Business Daily Review
Posted Monday, October 27 2014 at 18:04
After graduating from the United States International University (USIU) with a Bachelor’s degree in commerce and a subsequent Masters of Business Administration from Liverpool University, like most graduates Christine Khasinah-Odero sought employment.
She was lucky to get well-paying jobs at the helm of several tour companies. In 2007, having learnt the ropes of the trade, she set out to found her own tours company.
However, the company did not fare well primarily because soon after the launch, post-election violence broke out forcing her out of business.
“It was a bad timing. The passion was absent and I think that I made no efforts to make my company work, either,” she said.
She had quit a managerial position, started and failed at her first business but she was not one to give up easily. For the second time she embarked on the entrepreneurial journey albeit by chance. Second chance
While trying to figure what to do with her life, she got pregnant with her first child. As any other mother-to-be she sought information on motherhood and local baby events to keep herself busy as she waited for the delivery day.
She was surprised to find little information particularly in regards to Kenya and almost no motherhood-targeted events.
“Motherhood felt boring, I had no one to share experience with. Besides there were no events or a platform for baby or mother,” she said.
In 2011, she started blogging about motherhood, leading to the rise of Supamamas, which almost immediately gained hundreds of followers.
After seeing the potential of the blog, she invested Sh60,000 and a lot of time in creating a committed following.
“Supamamas is now an events and marketing company that focuses on inspiring, informing and connecting mothers through regular events and the website,” Khasinah-Odero said.
“We host events every month, and the concepts are inspired by the need of the mums who we also engage to provide suggestions on the kind of events they would like to see us organise. Some events focus on personal growth whiles others on equipping them with information as mothers and as professionals whether in business or employed,” added the 33-year-old.
Some of the events they organize cover baby nutrition and safety, cook outs, personal finances and branding.

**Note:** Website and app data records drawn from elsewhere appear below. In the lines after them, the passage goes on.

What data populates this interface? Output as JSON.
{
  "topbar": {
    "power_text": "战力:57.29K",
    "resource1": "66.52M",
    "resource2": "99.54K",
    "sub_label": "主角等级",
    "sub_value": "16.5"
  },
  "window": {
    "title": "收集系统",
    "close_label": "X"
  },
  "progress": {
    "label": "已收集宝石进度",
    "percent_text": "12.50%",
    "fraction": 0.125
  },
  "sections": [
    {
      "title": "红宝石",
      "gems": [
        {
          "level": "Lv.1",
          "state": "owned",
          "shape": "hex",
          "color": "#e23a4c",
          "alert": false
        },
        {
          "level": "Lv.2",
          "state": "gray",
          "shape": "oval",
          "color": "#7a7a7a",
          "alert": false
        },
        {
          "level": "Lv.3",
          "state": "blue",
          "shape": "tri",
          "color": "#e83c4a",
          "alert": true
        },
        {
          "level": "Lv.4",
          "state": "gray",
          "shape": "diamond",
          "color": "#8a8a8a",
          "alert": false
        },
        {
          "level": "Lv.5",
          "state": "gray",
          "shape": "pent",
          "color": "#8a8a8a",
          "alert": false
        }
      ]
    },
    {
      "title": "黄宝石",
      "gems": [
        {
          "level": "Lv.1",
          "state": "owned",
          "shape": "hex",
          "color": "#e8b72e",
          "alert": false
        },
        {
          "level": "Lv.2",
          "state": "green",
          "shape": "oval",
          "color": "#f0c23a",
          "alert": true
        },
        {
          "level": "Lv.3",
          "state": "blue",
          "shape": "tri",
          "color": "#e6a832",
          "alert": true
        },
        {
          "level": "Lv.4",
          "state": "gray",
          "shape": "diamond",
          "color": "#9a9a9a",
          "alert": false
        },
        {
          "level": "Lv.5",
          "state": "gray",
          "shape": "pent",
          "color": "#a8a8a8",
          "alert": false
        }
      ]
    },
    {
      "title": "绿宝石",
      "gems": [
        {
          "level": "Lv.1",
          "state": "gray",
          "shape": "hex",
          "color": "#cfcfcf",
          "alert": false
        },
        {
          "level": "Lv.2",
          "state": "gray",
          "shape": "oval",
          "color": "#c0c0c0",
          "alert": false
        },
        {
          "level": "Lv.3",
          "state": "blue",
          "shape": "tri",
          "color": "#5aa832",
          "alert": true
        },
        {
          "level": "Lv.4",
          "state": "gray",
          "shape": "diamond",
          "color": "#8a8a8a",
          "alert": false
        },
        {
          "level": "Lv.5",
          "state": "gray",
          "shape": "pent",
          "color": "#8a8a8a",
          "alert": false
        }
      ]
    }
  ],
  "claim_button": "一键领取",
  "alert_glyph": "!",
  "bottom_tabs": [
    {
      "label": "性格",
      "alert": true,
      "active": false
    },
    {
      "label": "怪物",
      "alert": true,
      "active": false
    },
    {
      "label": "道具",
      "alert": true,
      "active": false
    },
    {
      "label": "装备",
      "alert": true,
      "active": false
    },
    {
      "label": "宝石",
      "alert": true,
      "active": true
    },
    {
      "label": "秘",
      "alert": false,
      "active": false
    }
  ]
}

They also organize red-carpet events for mothers and community service projects.
For instance, in November 15 they are planning a family fun-day for families with special needs children, in a bid to create awareness on conditions such as autism, dyslexia, Down syndrome and cerebral palsy at the Carnivore grounds.
The Supamamas website, which also has a great following on social media, ensures that mothers have access to information regarding motherhood such as upcoming baby and mother events, junior schools and party planners.
“The website is a platform for mothers and brands to meet and interact,” said Khasinah-Odero.
Supamamas also empowers women to join entrepreneurship through the Supasisters mentorship programme whereby the company brings together seasoned entrepreneurs to reach out to women in tertiary institutions and encourage them to consider starting businesses instead of waiting to get employment after graduating.
Through brands sponsorship, the company hosts free events for mothers and babies and from vendors taking up exhibiting stands at the events.
However, forums exclusively for mothers, for example the financial freedom training, are attended at a fee.
Other revenue streams include advertising, whereby companies place advertisements on the website at a fee. “Building a successful brand is no walk in the park,” Khasina-Odero offers. “It took persistence and self-sacrifice to break even.”
Bearing an energetic, bubbly, and polite personality comes handy in her line of business. Besides, building a network and good relations with former employers has worked well for her, as they turn out to be great sponsors and business partners in particular events.
“It feels great when they give a call to check out on how I am fairing besides they offer me great lessons in entrepreneurship,” she said. It is a good thing that she never shies away from taking risks and has never run out of faith because that way, she has grown Supamamas idea into a brand talked about by mothers and hopeful mothers regionally.
With a father who was aware that education was the only thing he could offer to his child, the member of Rotary Club, Lang’ata spent most of her 20s in school reading for her undergraduate and Masters degrees.
She has since acquired postgraduate qualifications in marketing from the Marketing Society of Kenya and in Total Quality Management from the Kenya Institute of Management.